- We are making progress towards a new green energy economy, according to a landmark report from the International Energy Agency.
- The problem is we’re going nowhere near fast enough to achieve net zero by 2050.
- Government pledges to cut emissions only go a fifth of the required distance.
- So we need to act now to accelerate the sustainable energy transition.
How fast is the world really moving towards net-zero carbon? Not fast enough according to the International Energy Agency (IEA), although there are signs that a new green energy economy is starting to emerge.
The problem, says the IEA in a landmark report, is that it’s proving harder than expected to ditch fossil fuels as economies recover from COVID-19, prompting the agency to warn that governments must move faster to implement the climate pledges they’ve already made.
But even if all the pledges were implemented in full, they would only go one-fifth of the way needed to limit emissions enough to peg the rise in global temperatures at 1.5C, the level targeted in the Paris Climate Accord of 2015.

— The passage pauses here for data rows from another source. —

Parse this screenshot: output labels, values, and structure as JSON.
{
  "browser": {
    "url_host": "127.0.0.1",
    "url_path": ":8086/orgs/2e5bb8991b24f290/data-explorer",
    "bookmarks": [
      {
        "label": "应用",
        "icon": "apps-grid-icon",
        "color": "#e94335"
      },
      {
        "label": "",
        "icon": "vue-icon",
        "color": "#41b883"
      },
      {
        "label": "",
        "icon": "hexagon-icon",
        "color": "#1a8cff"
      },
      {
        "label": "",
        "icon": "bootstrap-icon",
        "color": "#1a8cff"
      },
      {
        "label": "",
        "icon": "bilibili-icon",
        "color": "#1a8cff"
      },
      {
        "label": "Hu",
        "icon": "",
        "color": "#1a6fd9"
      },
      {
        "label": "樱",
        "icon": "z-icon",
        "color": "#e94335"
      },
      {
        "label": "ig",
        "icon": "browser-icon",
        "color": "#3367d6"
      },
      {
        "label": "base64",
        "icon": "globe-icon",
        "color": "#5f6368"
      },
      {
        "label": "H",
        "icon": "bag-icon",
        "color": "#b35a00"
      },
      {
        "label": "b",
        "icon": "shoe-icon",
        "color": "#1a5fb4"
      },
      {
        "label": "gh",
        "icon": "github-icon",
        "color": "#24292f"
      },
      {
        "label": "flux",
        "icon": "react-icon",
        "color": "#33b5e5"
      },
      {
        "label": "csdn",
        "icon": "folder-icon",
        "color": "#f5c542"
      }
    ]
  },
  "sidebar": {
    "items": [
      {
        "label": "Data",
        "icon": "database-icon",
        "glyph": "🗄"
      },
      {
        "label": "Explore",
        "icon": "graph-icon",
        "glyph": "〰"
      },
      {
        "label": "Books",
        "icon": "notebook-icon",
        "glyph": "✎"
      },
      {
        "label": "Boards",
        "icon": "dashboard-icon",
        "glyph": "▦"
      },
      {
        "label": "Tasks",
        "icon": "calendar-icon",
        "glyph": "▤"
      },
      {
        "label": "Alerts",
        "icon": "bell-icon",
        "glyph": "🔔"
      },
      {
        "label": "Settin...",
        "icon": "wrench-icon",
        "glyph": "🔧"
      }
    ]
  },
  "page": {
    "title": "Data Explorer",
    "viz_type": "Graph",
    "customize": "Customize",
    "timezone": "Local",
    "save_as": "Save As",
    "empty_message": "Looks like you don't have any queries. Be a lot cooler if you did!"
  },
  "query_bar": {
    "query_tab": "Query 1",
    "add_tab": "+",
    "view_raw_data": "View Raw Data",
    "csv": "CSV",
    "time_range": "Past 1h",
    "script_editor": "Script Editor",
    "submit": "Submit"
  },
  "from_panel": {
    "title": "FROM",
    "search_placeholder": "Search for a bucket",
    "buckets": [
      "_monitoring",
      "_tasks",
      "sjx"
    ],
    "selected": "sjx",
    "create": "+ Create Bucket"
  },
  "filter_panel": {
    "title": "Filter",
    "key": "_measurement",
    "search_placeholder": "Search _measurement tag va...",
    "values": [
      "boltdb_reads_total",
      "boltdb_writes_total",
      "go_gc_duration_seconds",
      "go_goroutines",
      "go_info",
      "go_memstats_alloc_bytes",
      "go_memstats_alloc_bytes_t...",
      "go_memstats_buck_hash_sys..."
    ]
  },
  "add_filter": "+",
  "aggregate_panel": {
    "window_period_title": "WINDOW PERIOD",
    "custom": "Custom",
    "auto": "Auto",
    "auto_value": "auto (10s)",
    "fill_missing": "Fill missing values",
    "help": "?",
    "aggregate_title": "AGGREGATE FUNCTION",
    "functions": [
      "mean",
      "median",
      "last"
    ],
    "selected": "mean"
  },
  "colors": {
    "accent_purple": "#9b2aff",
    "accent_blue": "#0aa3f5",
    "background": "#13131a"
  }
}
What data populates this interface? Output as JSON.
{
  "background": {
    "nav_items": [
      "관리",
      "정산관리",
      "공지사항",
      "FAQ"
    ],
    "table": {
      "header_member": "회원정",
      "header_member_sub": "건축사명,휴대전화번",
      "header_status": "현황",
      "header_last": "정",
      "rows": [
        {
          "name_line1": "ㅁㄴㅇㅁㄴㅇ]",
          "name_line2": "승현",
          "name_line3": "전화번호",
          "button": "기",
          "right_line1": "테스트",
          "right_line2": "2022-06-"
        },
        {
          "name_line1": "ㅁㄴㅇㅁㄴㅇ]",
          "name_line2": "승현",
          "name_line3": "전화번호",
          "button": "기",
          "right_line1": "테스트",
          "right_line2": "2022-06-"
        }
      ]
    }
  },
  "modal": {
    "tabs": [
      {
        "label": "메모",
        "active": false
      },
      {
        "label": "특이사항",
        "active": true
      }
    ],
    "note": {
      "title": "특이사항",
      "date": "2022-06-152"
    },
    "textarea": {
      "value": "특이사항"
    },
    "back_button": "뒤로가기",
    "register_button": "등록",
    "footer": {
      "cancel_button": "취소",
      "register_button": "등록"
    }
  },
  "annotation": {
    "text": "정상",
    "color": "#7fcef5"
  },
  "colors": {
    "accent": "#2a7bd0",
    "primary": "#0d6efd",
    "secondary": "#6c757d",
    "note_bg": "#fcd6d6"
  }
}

A virtuous cycle
The IEA’s World Energy Outlook 2021 report says there are encouraging signs that change is starting to happen, prompted partly by the COVID-19 pandemic which dampened energy demand and saw electric vehicles claim a bigger market share.
“The new energy economy will be more electrified, efficient, interconnected and clean,” says the IEA. “Its emergence is the product of a virtuous circle of policy action and technology innovation, and its momentum is now sustained by lower costs.”
In most countries, solar and wind energy are already the cheapest sources of electricity generation. Clean technology is generating employment and investment and spurring international collaboration, says the report.
Analyzing the actual policies countries are pursuing, as opposed to their pledges, the report says that even though global electricity demand is forecast to double to 2050, a gradual decline in energy emissions is still possible.
Rebound in coal use
But this would fall far short of what is needed to get to net-zero carbon by 2050 – and is in danger of being offset by rises in emissions from other sources, particularly from industries like cement and steel and transport, as emerging markets develop their infrastructure.
Governments have only invested around one-third of the money needed to “jolt the energy system onto a new set of rails,” says the report, with the biggest shortfalls in developing countries.
The energy sector is central to the fight against climate change, having contributed almost three-quarters of the emissions responsible for the increase in global average temperatures of 1.1C since the pre-industrial age, the report says.
Although lockdowns in the first half of 2020 depressed demand for coal, by the fourth quarter of the year, the economic recovery in some nations meant coal consumption grew 3.5% above the level for 2019 contributing to a resurgence in CO2 emissions. The trend continues in 2021.
“For all the advances being made by renewables and electric mobility, 2021 is seeing a large rebound in coal and oil use. Largely for this reason, it is also seeing the second-largest annual increase in CO2 emissions in history,” says the IEA.